§ Exercise aim
For the entries below, state how many lines include the string "main", and write nothing besides that number.

§ Material provided
◇ ◇ ◇ ◇ ◇ ◇ ◇

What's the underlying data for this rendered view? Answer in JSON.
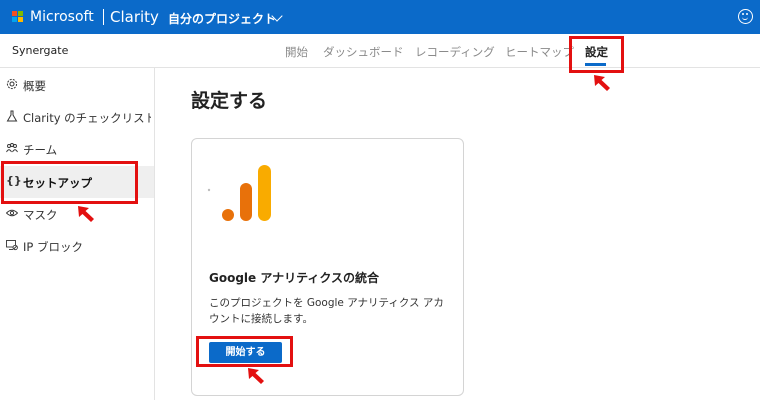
{
  "topbar": {
    "brand": "Microsoft",
    "product": "Clarity",
    "project": "自分のプロジェクト"
  },
  "subheader": {
    "workspace": "Synergate",
    "tabs": [
      {
        "label": "開始"
      },
      {
        "label": "ダッシュボード"
      },
      {
        "label": "レコーディング"
      },
      {
        "label": "ヒートマップ"
      },
      {
        "label": "設定"
      }
    ]
  },
  "sidebar": {
    "items": [
      {
        "label": "概要",
        "icon": "gear-icon"
      },
      {
        "label": "Clarity のチェックリスト",
        "icon": "flask-icon"
      },
      {
        "label": "チーム",
        "icon": "people-icon"
      },
      {
        "label": "セットアップ",
        "icon": "braces-icon"
      },
      {
        "label": "マスク",
        "icon": "eye-icon"
      },
      {
        "label": "IP ブロック",
        "icon": "monitor-block-icon"
      }
    ]
  },
  "main": {
    "title": "設定する",
    "card": {
      "icon": "google-analytics-icon",
      "title": "Google アナリティクスの統合",
      "description_line1": "このプロジェクトを Google アナリティクス アカ",
      "description_line2": "ウントに接続します。",
      "button_label": "開始する"
    }
  },
  "colors": {
    "accent": "#0b6ac9",
    "annotation": "#e31010",
    "ga_orange": "#e8710a",
    "ga_yellow": "#f9ab00"
  }
}
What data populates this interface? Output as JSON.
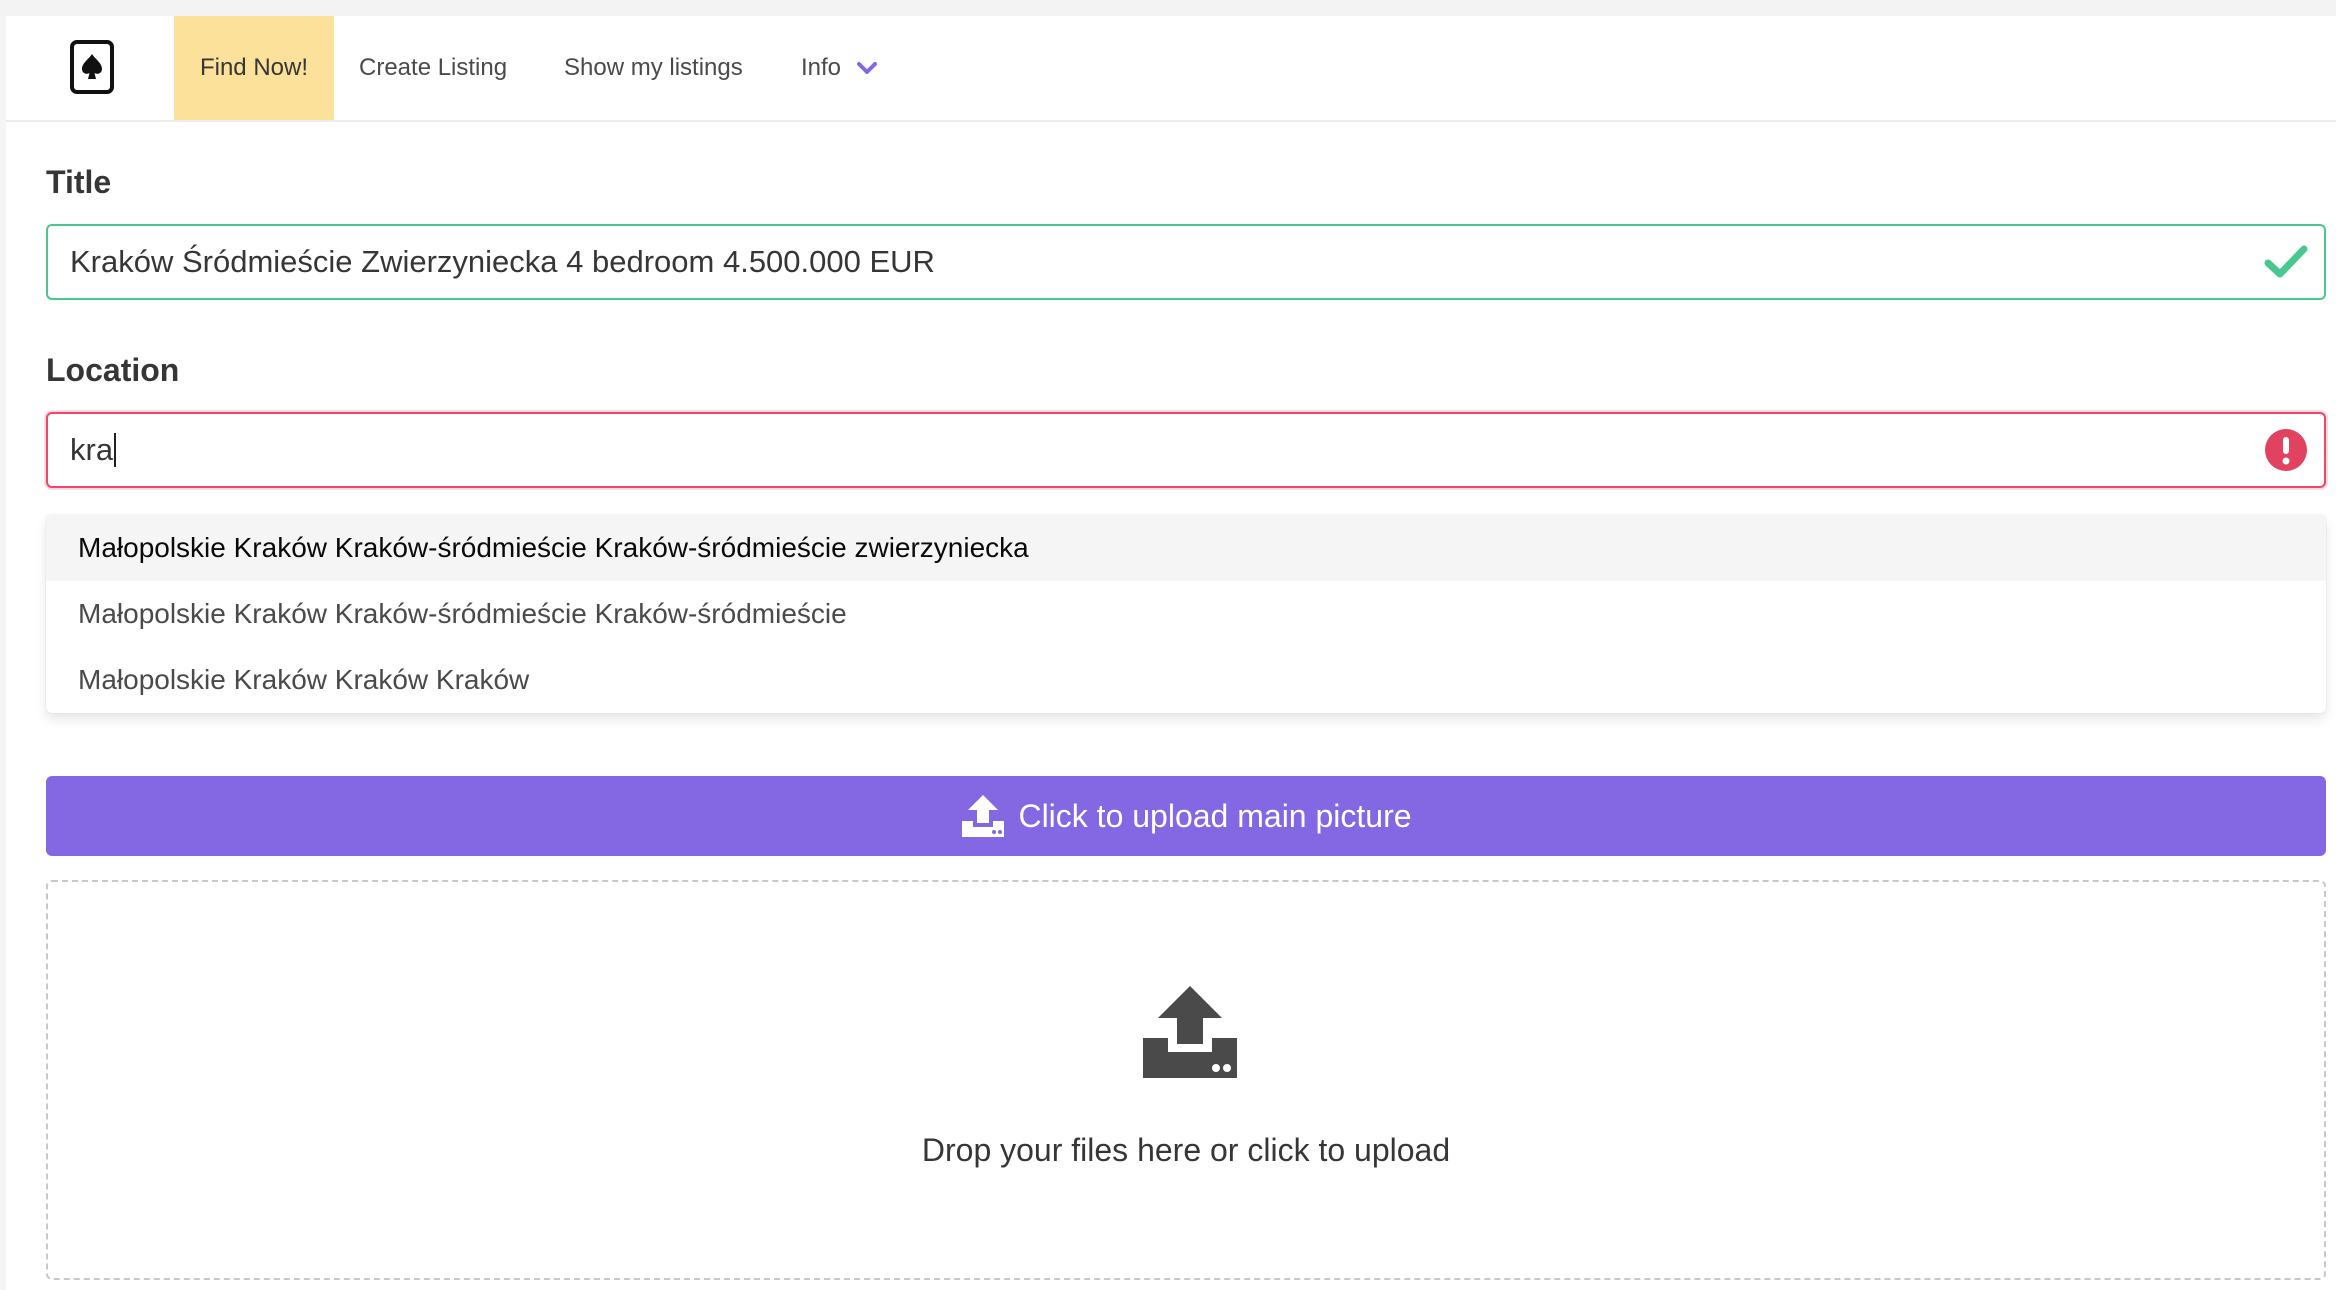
{
  "nav": {
    "logo_icon": "spade-card-icon",
    "items": [
      {
        "label": "Find Now!",
        "active": true
      },
      {
        "label": "Create Listing"
      },
      {
        "label": "Show my listings"
      },
      {
        "label": "Info",
        "icon": "chevron-down-icon"
      }
    ],
    "active_bg_color": "#fbe19a",
    "chevron_color": "#8468e3"
  },
  "form": {
    "title_label": "Title",
    "title_value": "Kraków Śródmieście Zwierzyniecka 4 bedroom 4.500.000 EUR",
    "title_status": "valid",
    "title_status_icon": "checkmark-icon",
    "location_label": "Location",
    "location_value": "kra",
    "location_status": "error",
    "location_status_icon": "exclamation-circle-icon",
    "suggestions": [
      "Małopolskie Kraków Kraków-śródmieście Kraków-śródmieście zwierzyniecka",
      "Małopolskie Kraków Kraków-śródmieście Kraków-śródmieście",
      "Małopolskie Kraków Kraków Kraków"
    ],
    "upload_button_label": "Click to upload main picture",
    "upload_icon": "upload-icon",
    "dropzone_text": "Drop your files here or click to upload"
  },
  "colors": {
    "success": "#48c78e",
    "danger": "#f14668",
    "primary": "#8468e3"
  }
}
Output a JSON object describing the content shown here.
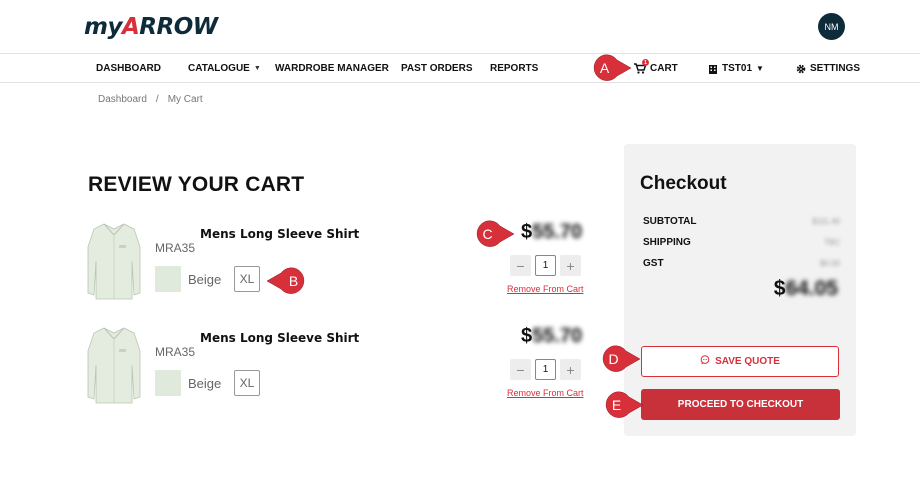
{
  "header": {
    "logo_prefix": "my",
    "logo_a": "A",
    "logo_suffix": "RROW",
    "avatar_initials": "NM"
  },
  "nav": {
    "dashboard": "DASHBOARD",
    "catalogue": "CATALOGUE",
    "wardrobe": "WARDROBE MANAGER",
    "past_orders": "PAST ORDERS",
    "reports": "REPORTS",
    "cart": "CART",
    "cart_count": "1",
    "store": "TST01",
    "settings": "SETTINGS"
  },
  "breadcrumb": {
    "home": "Dashboard",
    "sep": "/",
    "current": "My Cart"
  },
  "page_title": "REVIEW YOUR CART",
  "cart_items": [
    {
      "name": "Mens Long Sleeve Shirt",
      "sku": "MRA35",
      "color": "Beige",
      "size": "XL",
      "currency": "$",
      "price_hidden": "55.70",
      "qty": "1",
      "minus": "−",
      "plus": "+",
      "remove": "Remove From Cart"
    },
    {
      "name": "Mens Long Sleeve Shirt",
      "sku": "MRA35",
      "color": "Beige",
      "size": "XL",
      "currency": "$",
      "price_hidden": "55.70",
      "qty": "1",
      "minus": "−",
      "plus": "+",
      "remove": "Remove From Cart"
    }
  ],
  "checkout": {
    "title": "Checkout",
    "subtotal_label": "SUBTOTAL",
    "subtotal_value": "$111.40",
    "shipping_label": "SHIPPING",
    "shipping_value": "TBC",
    "gst_label": "GST",
    "gst_value": "$0.00",
    "total_currency": "$",
    "total_hidden": "64.05",
    "save_quote": "SAVE QUOTE",
    "proceed": "PROCEED TO CHECKOUT"
  },
  "callouts": {
    "a": "A",
    "b": "B",
    "c": "C",
    "d": "D",
    "e": "E"
  },
  "colors": {
    "accent": "#d7303b",
    "brand_dark": "#0e2b3a",
    "panel": "#f2f2f2"
  },
  "icons": [
    "cart-icon",
    "building-icon",
    "gear-icon",
    "chat-bubble-icon",
    "chevron-down-icon",
    "shirt-image"
  ]
}
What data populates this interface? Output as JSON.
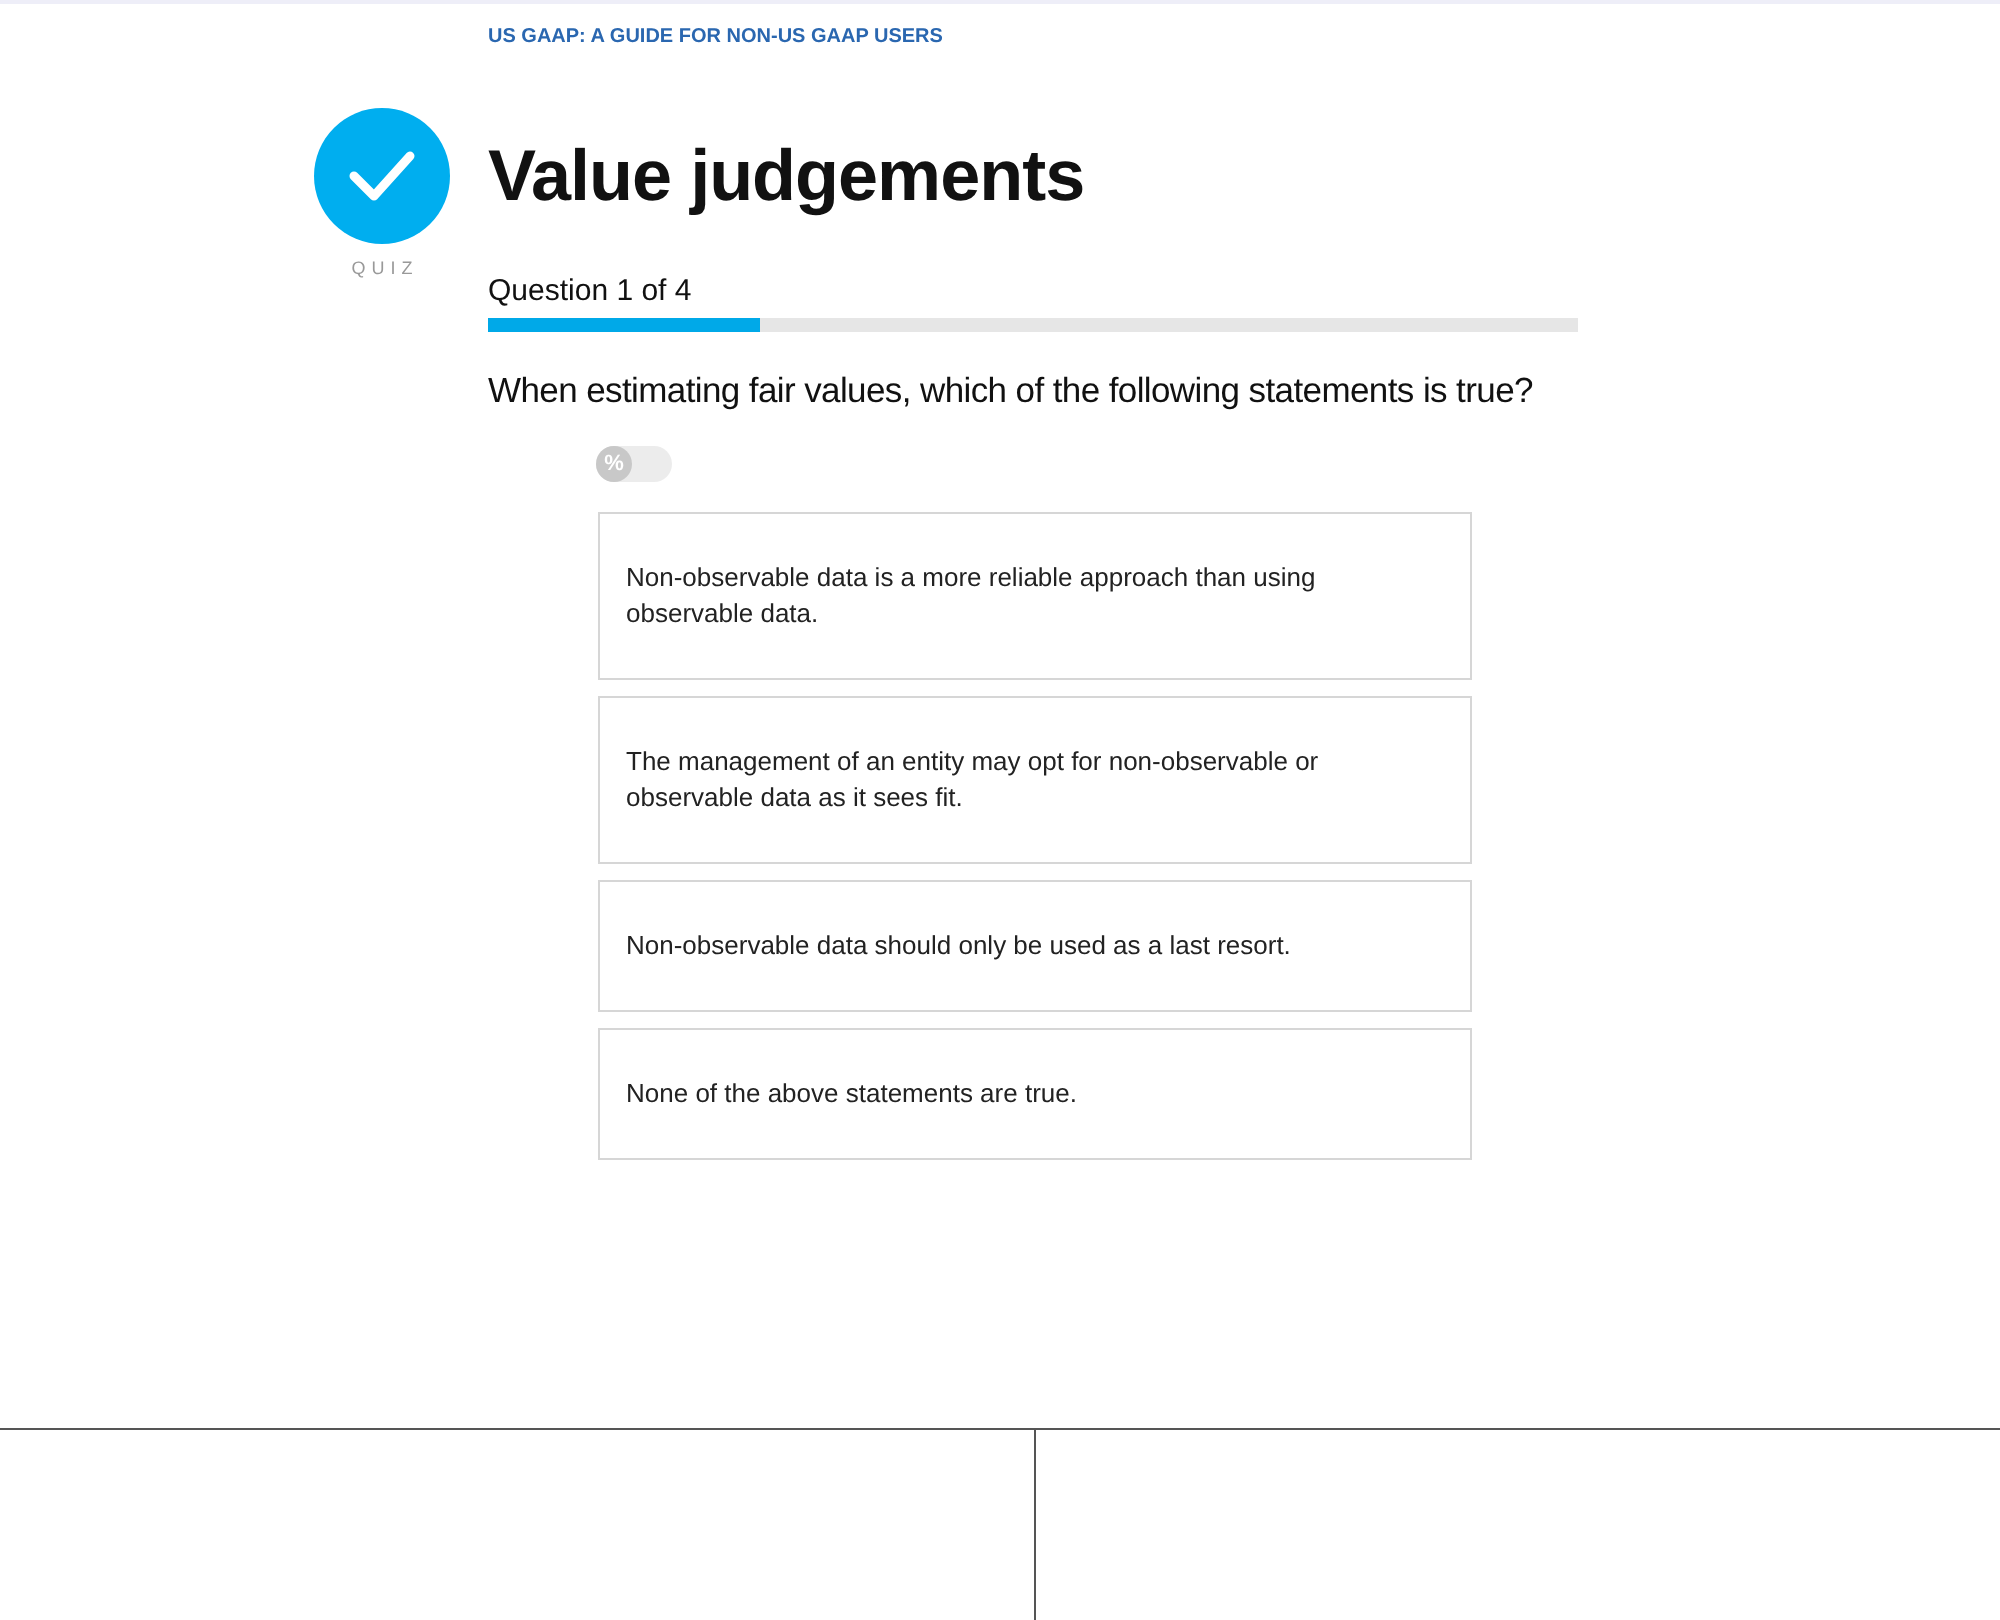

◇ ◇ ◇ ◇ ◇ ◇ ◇

§ Task response
2